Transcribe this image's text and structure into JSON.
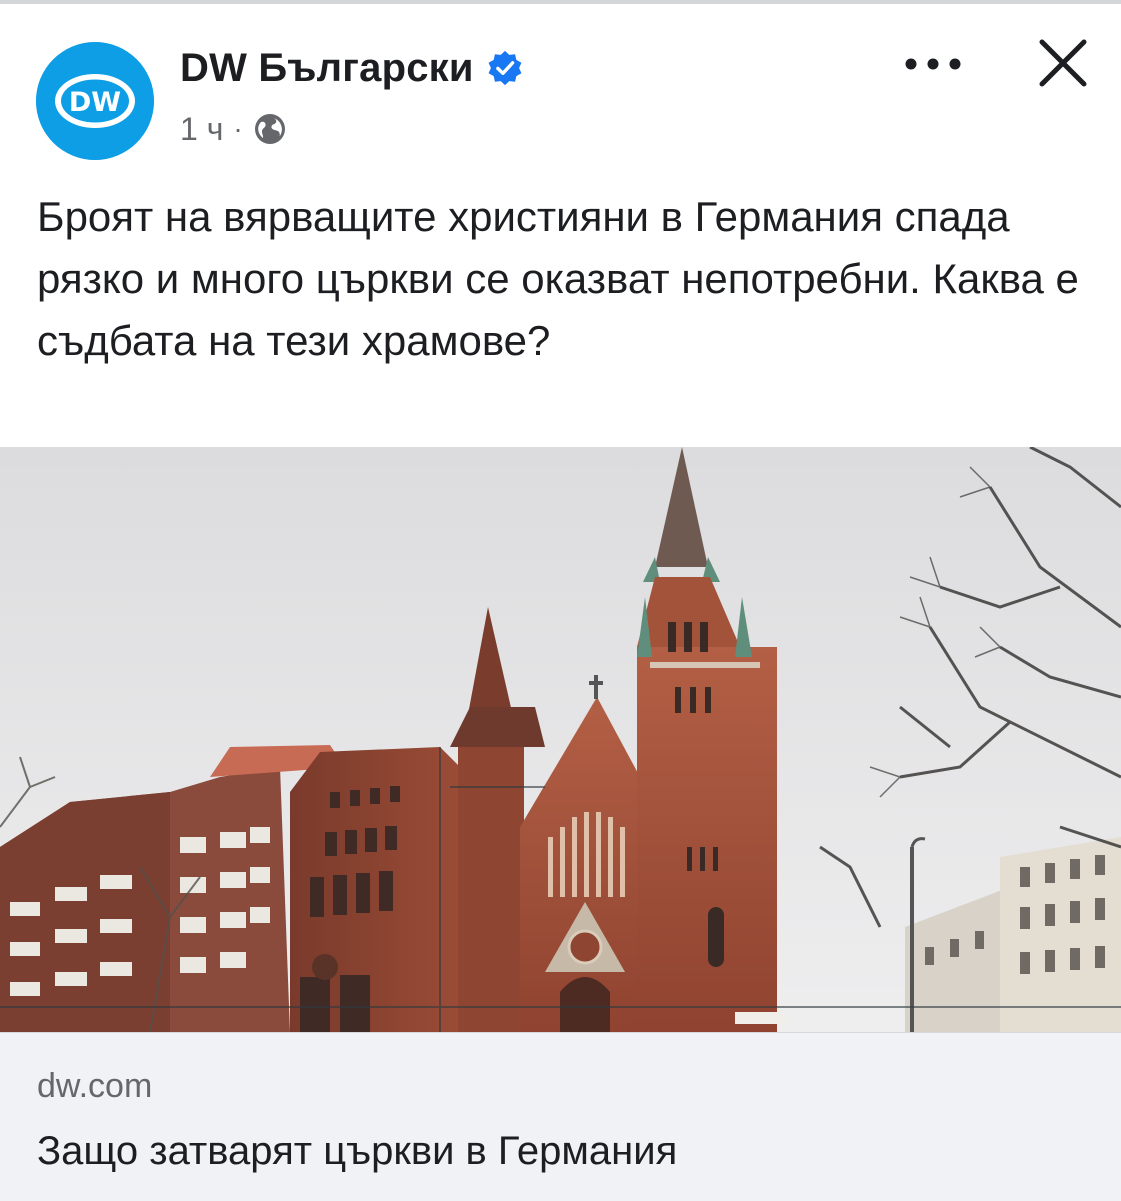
{
  "post": {
    "page_name": "DW Български",
    "time": "1 ч",
    "separator": "·",
    "text": "Броят на вярващите християни в Германия спада рязко и много църкви се оказват непотребни. Каква е съдбата на тези храмове?",
    "avatar": {
      "logo_text": "DW",
      "color": "#0e9ee6"
    },
    "icons": {
      "verified": "verified-badge-icon",
      "audience": "globe-icon",
      "more": "more-dots-icon",
      "close": "close-icon"
    }
  },
  "link_preview": {
    "domain": "dw.com",
    "title": "Защо затварят църкви в Германия"
  },
  "colors": {
    "accent_blue": "#1877f2",
    "secondary_text": "#65676b",
    "card_background": "#f0f2f5"
  }
}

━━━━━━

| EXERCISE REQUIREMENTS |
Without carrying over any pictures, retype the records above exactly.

| RESULT |
Transcribe this image's text and structure into JSON.
{
  "post": {
    "page_name": "DW Български",
    "time": "1 ч",
    "separator": "·",
    "text": "Броят на вярващите християни в Германия спада рязко и много църкви се оказват непотребни. Каква е съдбата на тези храмове?",
    "avatar": {
      "logo_text": "DW",
      "color": "#0e9ee6"
    },
    "icons": {
      "verified": "verified-badge-icon",
      "audience": "globe-icon",
      "more": "more-dots-icon",
      "close": "close-icon"
    }
  },
  "link_preview": {
    "domain": "dw.com",
    "title": "Защо затварят църкви в Германия"
  },
  "colors": {
    "accent_blue": "#1877f2",
    "secondary_text": "#65676b",
    "card_background": "#f0f2f5"
  }
}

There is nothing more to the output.